Fortunately, OneNote is not part of M365 else I would need to pay for continued access.
Useful for annotating primary sources. Handwritten annotations make me feel as if I’m actually learning something.
I don’t review the notebooks often because the content is too dense for a casual review.
Not sticky. Useful for interview prep, but my usage tapered off after getting a job. The flashcards feel like an unncessary duplication of my notes, given that I’m already transcribing important points from my OneNote to my blog.
For example, this spreadsheet . The core theory here is focusing my efforts on a few topics for a couple of days, while tracking my overall progress on the topics.
Not sticky. The spreadsheet feels like too much overhead. I also lack conviction to commit to a given topic.
The content in my blog is distilled from my primary notes, e.g. OneNote notebooks, and book annotations. The major advantages of a personal website is the accessibility (only need a browser) and customizability (via Hugo).
Hard links are helpful when presenting the same content in different contexts, without incurring a syncing overhead e.g. modifying this page in the ELE 364 notes simultaneously modifies this page in the general ML notes .
Random Link ¯\_(ツ)_/¯ button is convenient because I find myself wanting
to review something, without needing to decide what that thing is.
Online Forums and RSS Subscriptions
My RSS subscriptions hover around tech, math, science, finance and philosophy . The main challenge has been too much content.
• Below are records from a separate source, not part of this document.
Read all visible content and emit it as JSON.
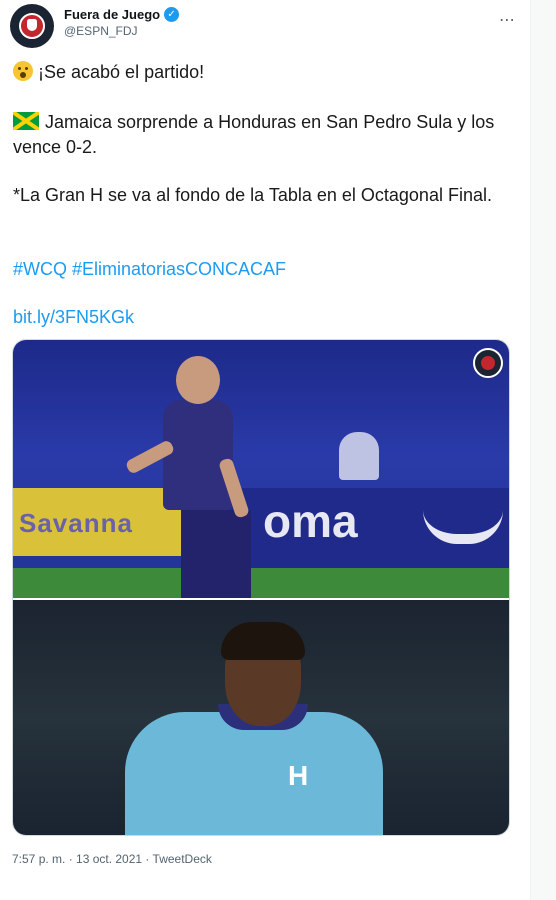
{
  "account": {
    "display_name": "Fuera de Juego",
    "handle": "@ESPN_FDJ",
    "verified": true,
    "avatar_icon": "espn-fdj-logo-icon"
  },
  "tweet": {
    "line1": "¡Se acabó el partido!",
    "line1_emoji": "astonished-face-icon",
    "line2": "Jamaica sorprende a Honduras en San Pedro Sula y los vence 0-2.",
    "line2_emoji": "jamaica-flag-icon",
    "line3": "*La Gran H se va al fondo de la Tabla en el Octagonal Final.",
    "hashtags": "#WCQ #EliminatoriasCONCACAF",
    "link": "bit.ly/3FN5KGk"
  },
  "media": {
    "photo_top": {
      "ad_left_text": "Savanna",
      "ad_right_text": "oma"
    },
    "photo_bottom": {
      "crest_text": "H"
    },
    "watermark_icon": "espn-fdj-logo-icon"
  },
  "meta": {
    "timestamp": "7:57 p. m. · 13 oct. 2021 · TweetDeck"
  },
  "colors": {
    "link": "#1d9bf0",
    "verified": "#1d9bf0",
    "text_secondary": "#536471"
  }
}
My unread article count is north of 2,000 and I don’t think I’ll ever catch up.
Forums and RSS feeds have been useful for adding current connections to relatively timeless notes, e.g. here .